- **Required work**
When you spot the word "Create" in a line of the data below, copy that line.

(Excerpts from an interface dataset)

[Start of Attachment]

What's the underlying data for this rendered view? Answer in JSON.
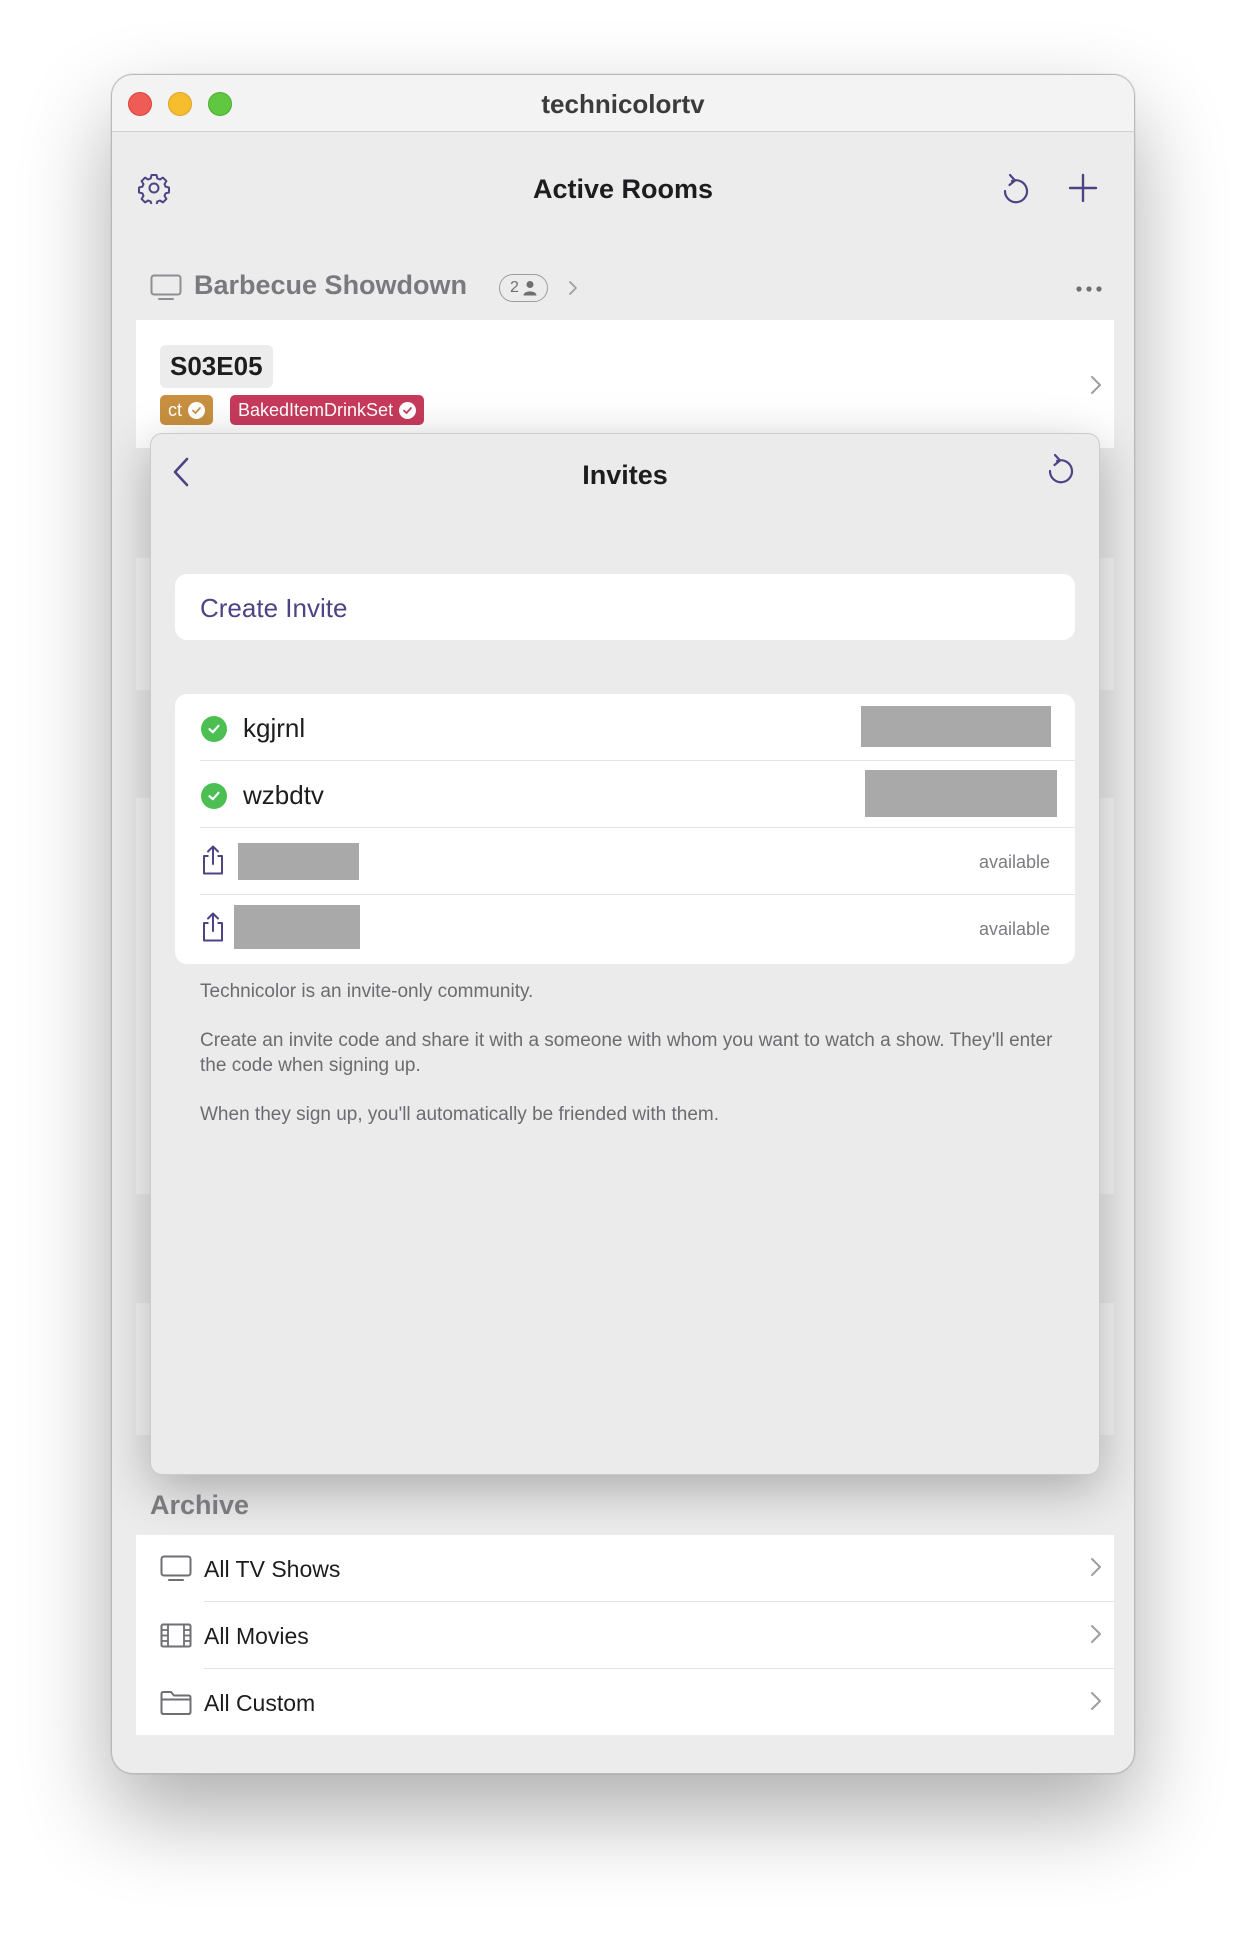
{
  "window": {
    "title": "technicolortv"
  },
  "nav": {
    "title": "Active Rooms"
  },
  "room": {
    "name": "Barbecue Showdown",
    "member_count": "2"
  },
  "episode": {
    "code": "S03E05",
    "tags": [
      {
        "label": "ct",
        "color": "#c89040"
      },
      {
        "label": "BakedItemDrinkSet",
        "color": "#c73a5c"
      }
    ]
  },
  "invites_sheet": {
    "title": "Invites",
    "create_label": "Create Invite",
    "invites": [
      {
        "code": "kgjrnl",
        "status": "used"
      },
      {
        "code": "wzbdtv",
        "status": "used"
      },
      {
        "status": "available",
        "status_label": "available"
      },
      {
        "status": "available",
        "status_label": "available"
      }
    ],
    "footer": {
      "line1": "Technicolor is an invite-only community.",
      "line2": "Create an invite code and share it with a someone with whom you want to watch a show. They'll enter the code when signing up.",
      "line3": "When they sign up, you'll automatically be friended with them."
    }
  },
  "archive": {
    "title": "Archive",
    "items": [
      {
        "label": "All TV Shows",
        "icon": "tv-icon"
      },
      {
        "label": "All Movies",
        "icon": "film-icon"
      },
      {
        "label": "All Custom",
        "icon": "folder-icon"
      }
    ]
  },
  "colors": {
    "accent": "#4e4485",
    "success": "#4cbf53",
    "tag_gold": "#c89040",
    "tag_red": "#c73a5c"
  }
}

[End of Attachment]

- **Solution**
    "create_label": "Create Invite",
      "line2": "Create an invite code and share it with a someone with whom you want to watch a show. They'll enter the code when signing up.",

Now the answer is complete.